Water Conflict in Arizona: Are We Heading for a Water Congress? from CWAGAZ on Vimeo.

On September 8, 2012, DCDC Internship Fellows and ASU School of Sustainability students Emily Allen, Kena Fedorschak, and Colin Russell explored what motivates or inhibits stakeholders when deciding whether to participate in collaborative environments, and what implications exist for the potential of a water congress in Arizona.

The Citizens Water Advocacy Group (CWAG), an organization which promotes a sustainable water future in the Upper Verde River Basin and the Prescott Active Management Area, requested that DCDC/SOS interns present at one of their meetings and share the findings of their survey research.
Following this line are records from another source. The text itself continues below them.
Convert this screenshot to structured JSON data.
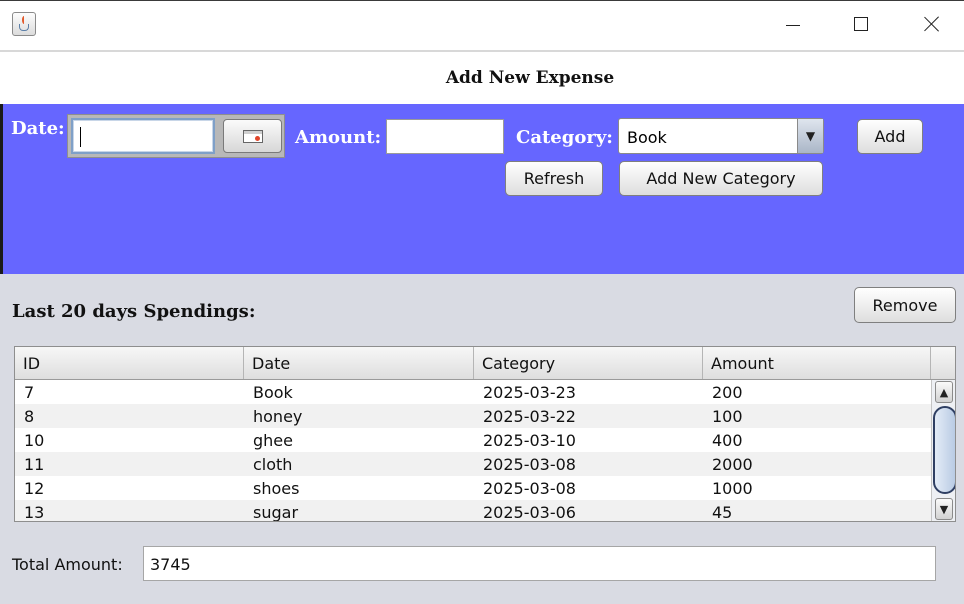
{
  "window": {
    "app_icon": "java-coffee-cup-icon",
    "controls": [
      "minimize-icon",
      "maximize-icon",
      "close-icon"
    ]
  },
  "header": {
    "title": "Add New Expense"
  },
  "form": {
    "date_label": "Date:",
    "date_value": "",
    "calendar_icon": "calendar-icon",
    "amount_label": "Amount:",
    "amount_value": "",
    "category_label": "Category:",
    "category_selected": "Book",
    "add_label": "Add",
    "refresh_label": "Refresh",
    "add_category_label": "Add New Category",
    "panel_color": "#6666ff"
  },
  "spendings": {
    "title": "Last 20 days Spendings:",
    "remove_label": "Remove",
    "columns": [
      "ID",
      "Date",
      "Category",
      "Amount"
    ],
    "rows": [
      [
        "7",
        "Book",
        "2025-03-23",
        "200"
      ],
      [
        "8",
        "honey",
        "2025-03-22",
        "100"
      ],
      [
        "10",
        "ghee",
        "2025-03-10",
        "400"
      ],
      [
        "11",
        "cloth",
        "2025-03-08",
        "2000"
      ],
      [
        "12",
        "shoes",
        "2025-03-08",
        "1000"
      ],
      [
        "13",
        "sugar",
        "2025-03-06",
        "45"
      ]
    ]
  },
  "total": {
    "label": "Total Amount:",
    "value": "3745"
  }
}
In Kena’s words, “Water policy and management is a complex and dynamic issue for all of Arizona‚Äôs stakeholders. Future water supply is uncertain due to limited water supplies, limited delivery systems, and the lack of an efficient collaborative entity to comprehensively coordinate planning efforts. The lack of effective and cohesive collaboration was recently demonstrated through the break-down and end of the 7-year ADD Water discussions. Increased collaboration is often believed to contribute to development of water policy in a beneficial manner; Colorado and Kansas have promoted state-wide collaboration through implementation of a water congress. In Arizona, the establishment of numerous county-wide, regional and local water groups (e.g. The East Valley Water Forum) may be a reaction by concerned or discontented stakeholders. This talk will explore what motivates and inhibits stakeholders from participating in collaborative environments and what implications exist for a potential of a water congress in Arizona.”